United Nations Security Council Resolution 762

From Wikipedia, the free encyclopedia
Jump to navigation Jump to search

UN Security Council
Resolution 762
Destruction of a tank.jpg
Croatian soldiers
Date 30 June 1992
Meeting no. 3,088
Code S/RES/762 (Document)
Subject Bosnia and Herzegovina
Voting summary
15 voted for
None voted against
None abstained
Result Adopted
Security Council composition
Permanent members
Non-permanent members

United Nations Security Council resolution 762, adopted unanimously on 30 June 1992, after reaffirming resolutions 713 (1991), 721 (1991), 724 (1991), 727 (1992), 740 (1992) 743 (1992), 749 (1992), 752 (1992), 757 (1992), 758 (1992), 760 (1992) and 761 (1992), the Council urged all parties to honour their commitments to the United Nations plan in former Yugoslavia and complete a cessation of hostilities.

It also urged Croatia to withdraw its army from its recent offensive in Dalmatia to positions held before 21 June 1992, and urged the remaining units of the Yugoslav People's Army as well as the Serbian territorial defence forces in Croatia, and also the irregular forces to strictly comply with the United Nations peacekeeping plan.

Resolution 762 also recommended the establishment of a Joint Commission, consisting of representatives of the Croatian government and local Serbs, which should consult "if necessary or appropriate" with the authorities in Belgrade as to its functions regarding the monitoring of police authorities and the withdrawal of both armies from the United Nations Protected Areas and "pink zones" outside of United Nations control.[1] It also authorised an increase of 120 civilian police and 60 military officers to the United Nations Protection Force.[2]

Reaffirming the arms embargo and the consequences that the collapse of the United Nations plan in Yugoslavia could have, the Council called on all parties again to co-operate with the Conference on Yugoslavia with its aim to reaching a political settlement consistent with the principles of the Organization for Security and Co-operation in Europe.

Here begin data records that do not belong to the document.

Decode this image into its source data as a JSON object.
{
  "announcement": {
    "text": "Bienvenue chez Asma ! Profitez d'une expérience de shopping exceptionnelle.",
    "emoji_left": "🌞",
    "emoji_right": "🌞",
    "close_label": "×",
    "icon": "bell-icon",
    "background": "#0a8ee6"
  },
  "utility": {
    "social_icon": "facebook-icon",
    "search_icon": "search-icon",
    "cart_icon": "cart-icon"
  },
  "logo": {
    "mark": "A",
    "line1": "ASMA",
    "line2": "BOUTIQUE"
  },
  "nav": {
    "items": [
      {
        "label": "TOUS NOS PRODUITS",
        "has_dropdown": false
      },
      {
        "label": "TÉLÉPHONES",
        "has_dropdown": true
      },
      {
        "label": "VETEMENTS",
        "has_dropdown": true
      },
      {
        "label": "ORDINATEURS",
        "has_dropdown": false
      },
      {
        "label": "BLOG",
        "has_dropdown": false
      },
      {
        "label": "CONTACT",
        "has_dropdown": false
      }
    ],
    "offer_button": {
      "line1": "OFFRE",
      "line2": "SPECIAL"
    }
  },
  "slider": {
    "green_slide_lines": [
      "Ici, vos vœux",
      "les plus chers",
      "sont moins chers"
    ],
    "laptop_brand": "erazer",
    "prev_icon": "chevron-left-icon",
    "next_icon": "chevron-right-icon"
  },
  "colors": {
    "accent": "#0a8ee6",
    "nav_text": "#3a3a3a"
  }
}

Croatia did not comply and did not withdraw its army.

See also[edit]


  1. ^ Damrosch, Lori Fisler (1993). Enforcing restraint: collective intervention in internal conflicts. Council on Foreign Relations. p. 41. ISBN 978-0-87609-155-5.
  2. ^ Doyle, Michael W.; Sambanis, Nicholas (2006). Making war and building peace: United Nations peace operations. Princeton University Press. p. 165. ISBN 978-0-691-12275-5.

External links[edit]